15. Carpenter LL, Janicak PG, Aaronson ST, Boyadjis T, Brock DG, Cook IA, Dunner DL, Lanocha K, Solvason HB, and Demitrack MA. Transcranial magnetic stimulation (TMS) for major depression: a multisite, naturalistic, observational study of acute treatment outcomes in clinical practice. Depression and Anxiety. July 2012;29(7):587-96. Accessed January 09, 2021.

16. Press D. Motor Threshold and Seizure Risk: Towards Quality Care. The 7th Annual Clinical TMS Society Meeting. Vancouver, British Columbia, CA; 2019. Accessed January 09, 2021.

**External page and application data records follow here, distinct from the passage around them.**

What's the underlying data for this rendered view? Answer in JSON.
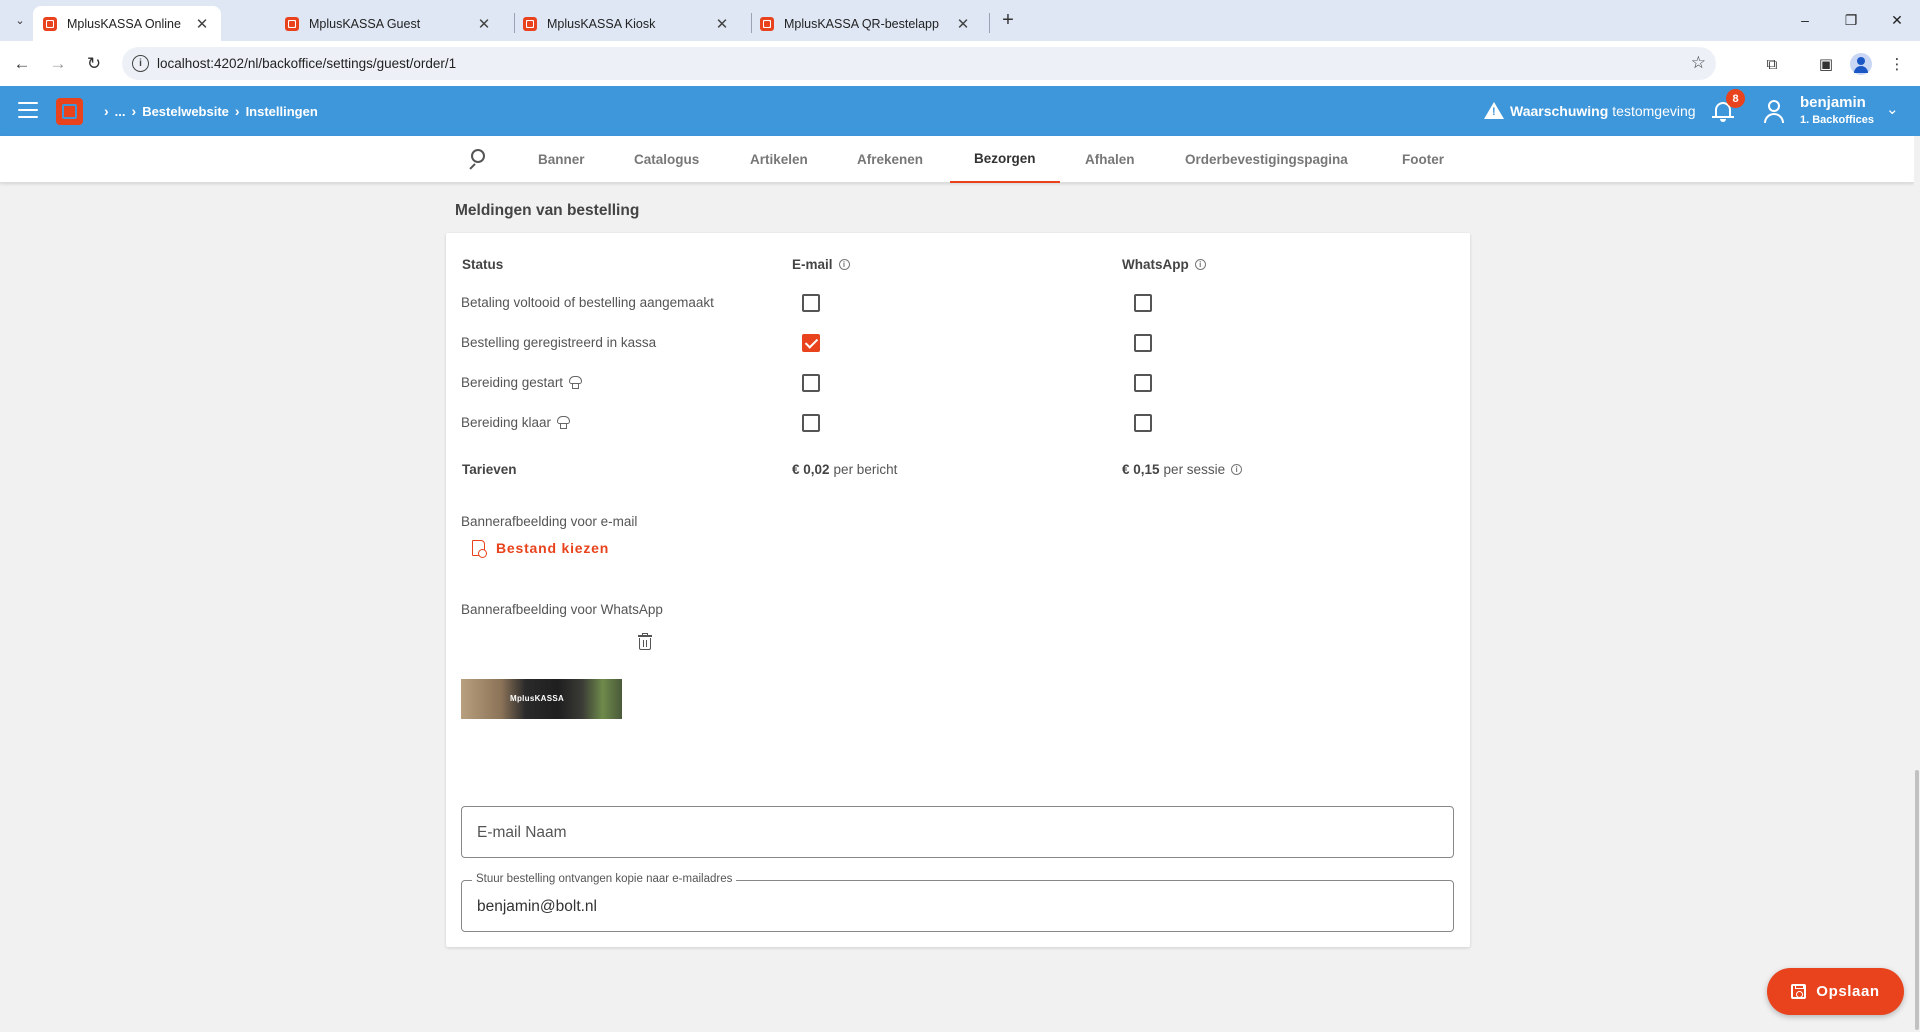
{
  "browser": {
    "tabs": [
      {
        "label": "MplusKASSA Online",
        "active": true
      },
      {
        "label": "MplusKASSA Guest",
        "active": false
      },
      {
        "label": "MplusKASSA Kiosk",
        "active": false
      },
      {
        "label": "MplusKASSA QR-bestelapp",
        "active": false
      }
    ],
    "new_tab": "+",
    "url": "localhost:4202/nl/backoffice/settings/guest/order/1",
    "controls": {
      "minimize": "–",
      "restore": "❐",
      "close": "✕",
      "back": "←",
      "forward": "→",
      "reload": "↻",
      "bookmark": "☆",
      "extensions": "⧉",
      "sidepanel": "▣",
      "menu": "⋮"
    }
  },
  "header": {
    "breadcrumbs": [
      "...",
      "Bestelwebsite",
      "Instellingen"
    ],
    "warning_bold": "Waarschuwing",
    "warning_text": "testomgeving",
    "notification_count": "8",
    "user_name": "benjamin",
    "user_role": "1. Backoffices",
    "accent_color": "#3f97db"
  },
  "section_tabs": [
    "Banner",
    "Catalogus",
    "Artikelen",
    "Afrekenen",
    "Bezorgen",
    "Afhalen",
    "Orderbevestigingspagina",
    "Footer"
  ],
  "active_tab": "Bezorgen",
  "notifications": {
    "title": "Meldingen van bestelling",
    "col_status": "Status",
    "col_email": "E-mail",
    "col_whatsapp": "WhatsApp",
    "rows": [
      {
        "label": "Betaling voltooid of bestelling aangemaakt",
        "email": false,
        "whatsapp": false,
        "chef": false
      },
      {
        "label": "Bestelling geregistreerd in kassa",
        "email": true,
        "whatsapp": false,
        "chef": false
      },
      {
        "label": "Bereiding gestart",
        "email": false,
        "whatsapp": false,
        "chef": true
      },
      {
        "label": "Bereiding klaar",
        "email": false,
        "whatsapp": false,
        "chef": true
      }
    ],
    "rates_label": "Tarieven",
    "email_rate_value": "€ 0,02",
    "email_rate_unit": "per bericht",
    "whatsapp_rate_value": "€ 0,15",
    "whatsapp_rate_unit": "per sessie",
    "email_banner_label": "Bannerafbeelding voor e-mail",
    "choose_file": "Bestand kiezen",
    "whatsapp_banner_label": "Bannerafbeelding voor WhatsApp",
    "banner_logo_text": "MplusKASSA",
    "email_name_placeholder": "E-mail Naam",
    "copy_label": "Stuur bestelling ontvangen kopie naar e-mailadres",
    "copy_value": "benjamin@bolt.nl"
  },
  "save_label": "Opslaan",
  "brand_color": "#e8431c"
}
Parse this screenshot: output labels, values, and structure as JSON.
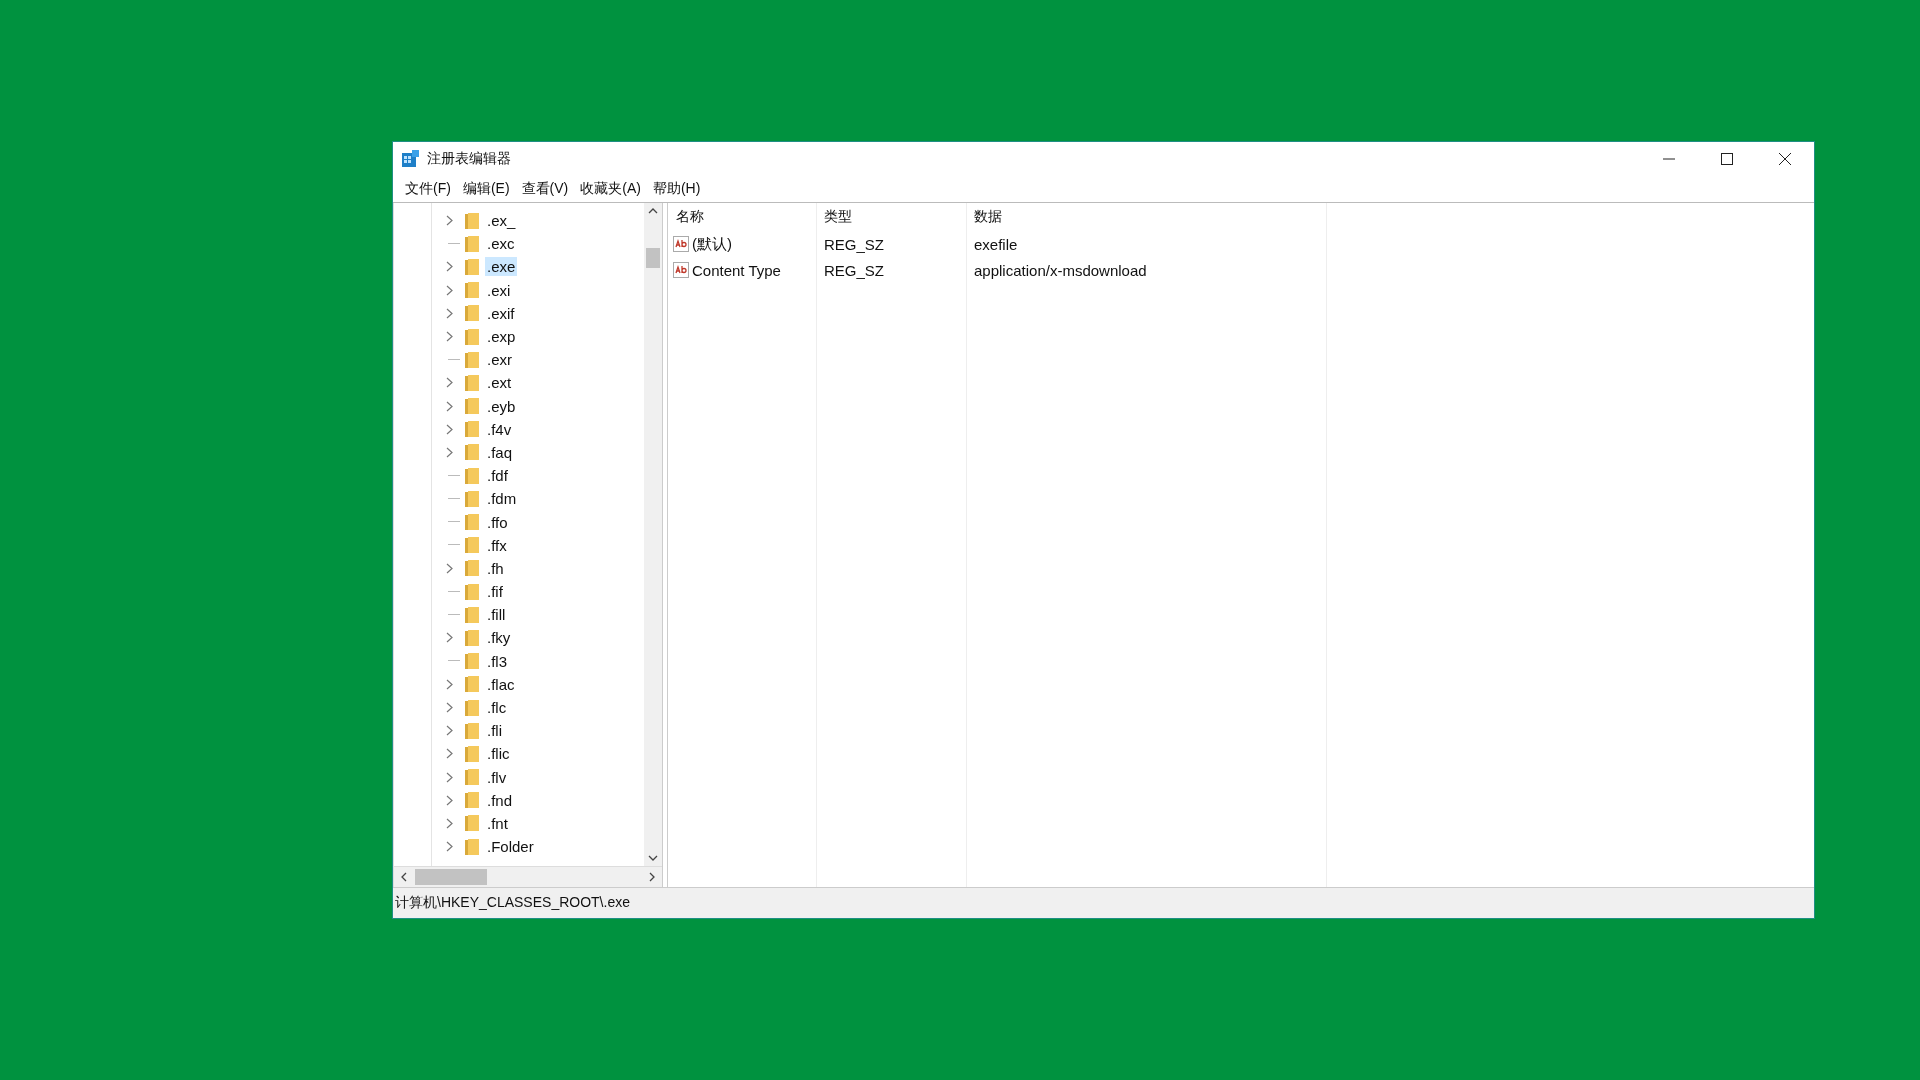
{
  "window": {
    "title": "注册表编辑器"
  },
  "menu": [
    "文件(F)",
    "编辑(E)",
    "查看(V)",
    "收藏夹(A)",
    "帮助(H)"
  ],
  "tree": {
    "items": [
      {
        "label": ".ex_",
        "expandable": true,
        "selected": false
      },
      {
        "label": ".exc",
        "expandable": false,
        "selected": false
      },
      {
        "label": ".exe",
        "expandable": true,
        "selected": true
      },
      {
        "label": ".exi",
        "expandable": true,
        "selected": false
      },
      {
        "label": ".exif",
        "expandable": true,
        "selected": false
      },
      {
        "label": ".exp",
        "expandable": true,
        "selected": false
      },
      {
        "label": ".exr",
        "expandable": false,
        "selected": false
      },
      {
        "label": ".ext",
        "expandable": true,
        "selected": false
      },
      {
        "label": ".eyb",
        "expandable": true,
        "selected": false
      },
      {
        "label": ".f4v",
        "expandable": true,
        "selected": false
      },
      {
        "label": ".faq",
        "expandable": true,
        "selected": false
      },
      {
        "label": ".fdf",
        "expandable": false,
        "selected": false
      },
      {
        "label": ".fdm",
        "expandable": false,
        "selected": false
      },
      {
        "label": ".ffo",
        "expandable": false,
        "selected": false
      },
      {
        "label": ".ffx",
        "expandable": false,
        "selected": false
      },
      {
        "label": ".fh",
        "expandable": true,
        "selected": false
      },
      {
        "label": ".fif",
        "expandable": false,
        "selected": false
      },
      {
        "label": ".fill",
        "expandable": false,
        "selected": false
      },
      {
        "label": ".fky",
        "expandable": true,
        "selected": false
      },
      {
        "label": ".fl3",
        "expandable": false,
        "selected": false
      },
      {
        "label": ".flac",
        "expandable": true,
        "selected": false
      },
      {
        "label": ".flc",
        "expandable": true,
        "selected": false
      },
      {
        "label": ".fli",
        "expandable": true,
        "selected": false
      },
      {
        "label": ".flic",
        "expandable": true,
        "selected": false
      },
      {
        "label": ".flv",
        "expandable": true,
        "selected": false
      },
      {
        "label": ".fnd",
        "expandable": true,
        "selected": false
      },
      {
        "label": ".fnt",
        "expandable": true,
        "selected": false
      },
      {
        "label": ".Folder",
        "expandable": true,
        "selected": false
      }
    ]
  },
  "values": {
    "columns": [
      "名称",
      "类型",
      "数据"
    ],
    "rows": [
      {
        "name": "(默认)",
        "type": "REG_SZ",
        "data": "exefile"
      },
      {
        "name": "Content Type",
        "type": "REG_SZ",
        "data": "application/x-msdownload"
      }
    ]
  },
  "status_bar": "计算机\\HKEY_CLASSES_ROOT\\.exe"
}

17. Tendler A, Roth Y, Zangen A. Rate of inadvertently induced seizures with deep repetitive transcranial magnetic stimulation. Brain Stimul. 2018;11(6):1410-4. Accessed January 09, 2021.

18. Sheth M, Rabin S, and Cornejo BJ. Letter to the Editor: Safely Delivering Deep Transcranial Magnetic Stimulation: Lessons from the Clinic. Clinical TMS Society. Publication Date Unavailable.,1%3A4800%20per%20individual%20treatment. Accessed 09, 2021.


The post Transcranial Magnetic Stimulation (TMS) Therapy. What’s the difference between TMS, rTMS, and dTMS?  appeared first on Financial Market Brief.